Guiding Questions – Instruction
Instructional Considerations / In-class activities
1. On a recent 60 Minutes show, author David McCullough expressed alarm about the lack of history education that today’s students are receiving. How can instructors make history and specifically mission history even more relevant to today’s learners?
2. What are some innovative techniques to help students participate in a “close reading” of a primary source text related to the California missions?
3. How can we employ the use of visual thinking skills/strategies to learn more about the perspectives and lives of native populations who may have left few written records of the mission period?

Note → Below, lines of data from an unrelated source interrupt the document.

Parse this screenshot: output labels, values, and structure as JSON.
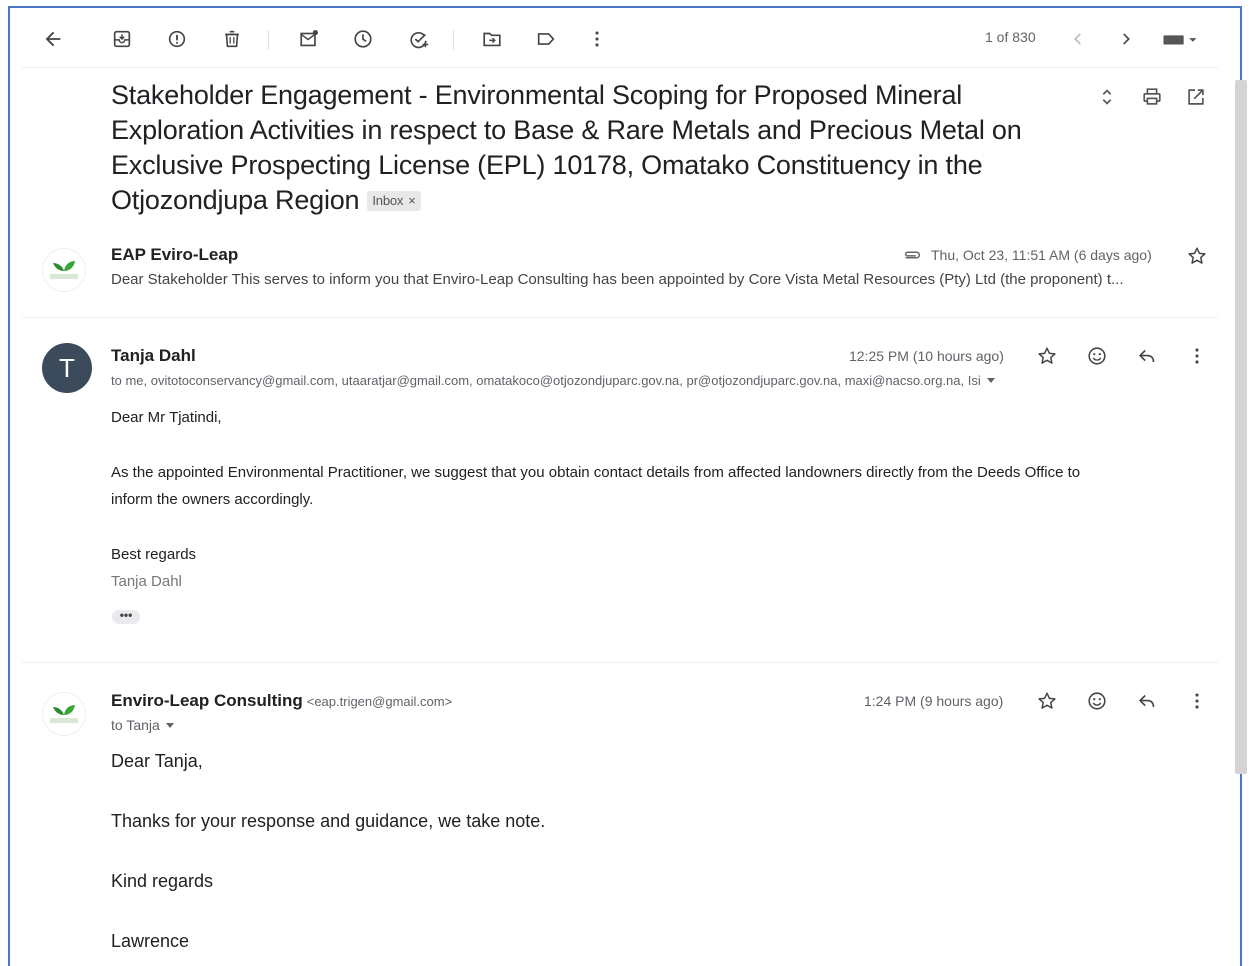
{
  "toolbar": {
    "pager_text": "1 of 830"
  },
  "subject": {
    "title": "Stakeholder Engagement - Environmental Scoping for Proposed Mineral Exploration Activities in respect to Base & Rare Metals and Precious Metal on Exclusive Prospecting License (EPL) 10178, Omatako Constituency in the Otjozondjupa Region",
    "label_chip": "Inbox",
    "label_remove": "×"
  },
  "messages": [
    {
      "sender": "EAP Eviro-Leap",
      "date": "Thu, Oct 23, 11:51 AM (6 days ago)",
      "snippet": "Dear Stakeholder This serves to inform you that Enviro-Leap Consulting has been appointed by Core Vista Metal Resources (Pty) Ltd (the proponent) t..."
    },
    {
      "avatar_letter": "T",
      "sender": "Tanja Dahl",
      "date": "12:25 PM (10 hours ago)",
      "to": "to me, ovitotoconservancy@gmail.com, utaaratjar@gmail.com, omatakoco@otjozondjuparc.gov.na, pr@otjozondjuparc.gov.na, maxi@nacso.org.na, Isi",
      "greeting": "Dear Mr Tjatindi,",
      "paragraph_1": "As the appointed Environmental Practitioner, we suggest that you obtain contact details from affected landowners directly from the Deeds Office to",
      "paragraph_2": "inform the owners accordingly.",
      "closing": "Best regards",
      "signature": "Tanja Dahl",
      "trimmed": "•••"
    },
    {
      "sender": "Enviro-Leap Consulting",
      "sender_email": "<eap.trigen@gmail.com>",
      "date": "1:24 PM (9 hours ago)",
      "to": "to Tanja",
      "greeting": "Dear Tanja,",
      "paragraph_1": "Thanks for your response and guidance, we take note.",
      "closing": "Kind regards",
      "signature": "Lawrence"
    }
  ],
  "colors": {
    "frame_border": "#4a78c2",
    "avatar_bg": "#3b4b5c",
    "text_primary": "#202124",
    "text_secondary": "#5f6368"
  },
  "icons": [
    "back-arrow-icon",
    "archive-icon",
    "report-spam-icon",
    "delete-icon",
    "mark-unread-icon",
    "snooze-icon",
    "add-task-icon",
    "move-to-icon",
    "label-icon",
    "more-vert-icon",
    "prev-icon",
    "next-icon",
    "keyboard-icon",
    "expand-all-icon",
    "print-icon",
    "open-new-window-icon",
    "attachment-icon",
    "star-icon",
    "emoji-icon",
    "reply-icon"
  ]
}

4. I remember making a model of a Mission when I was a fourth grader, and I see that it is still done today. Are there any other more contemporary, hands-on activities that would provide the same feelings of accomplishment as constructing a Mission?
5. How could one design an experiential exercise that would accurately reflect the dynamics of the California missions?
6. As educators, how do we put into context the role of the California Missions to that of the Native American experience in an American Literature course?
7. How might I incorporate the study of the California missions into my Spanish classes?
8. Does anyone have any ideas as to how I could create a project, lesson plan or assignment that would incorporate both the Spanish language and the study of the California missions?
9. I teach Spanish 1 in Middle School so my students wouldn’t yet have the language background to translate more complex primary documents, so what might I use as an alternative exercise in this instance?
10. I thoroughly enjoyed Dr. Beebe’s presentation on primary sources, and I think my students would really like her idea of translating ship inventories and interpreting pictures. In addition to pictures and ship inventories, does anyone have any extra ideas that would incorporate language learning and historical research?
11. My students are very service oriented, and typically really enjoy volunteering and getting involved in our local community as well as in global projects. Is there any way that students at my school could promote the missions to help preserve them for future generations?
12. How might my students get actively involved in preserving the missions?
13. Is there any way that my students might connect to students in California or people who are mission scholars by Skyping, video conferencing, blogging, emailing, etc.?
14. What are some innovative techniques to help students participate in a “close reading” of a primary source text related to the California missions?
15. As educators, how do we put into context the role of the California Missions to that of the Native American experience in an American Literature course?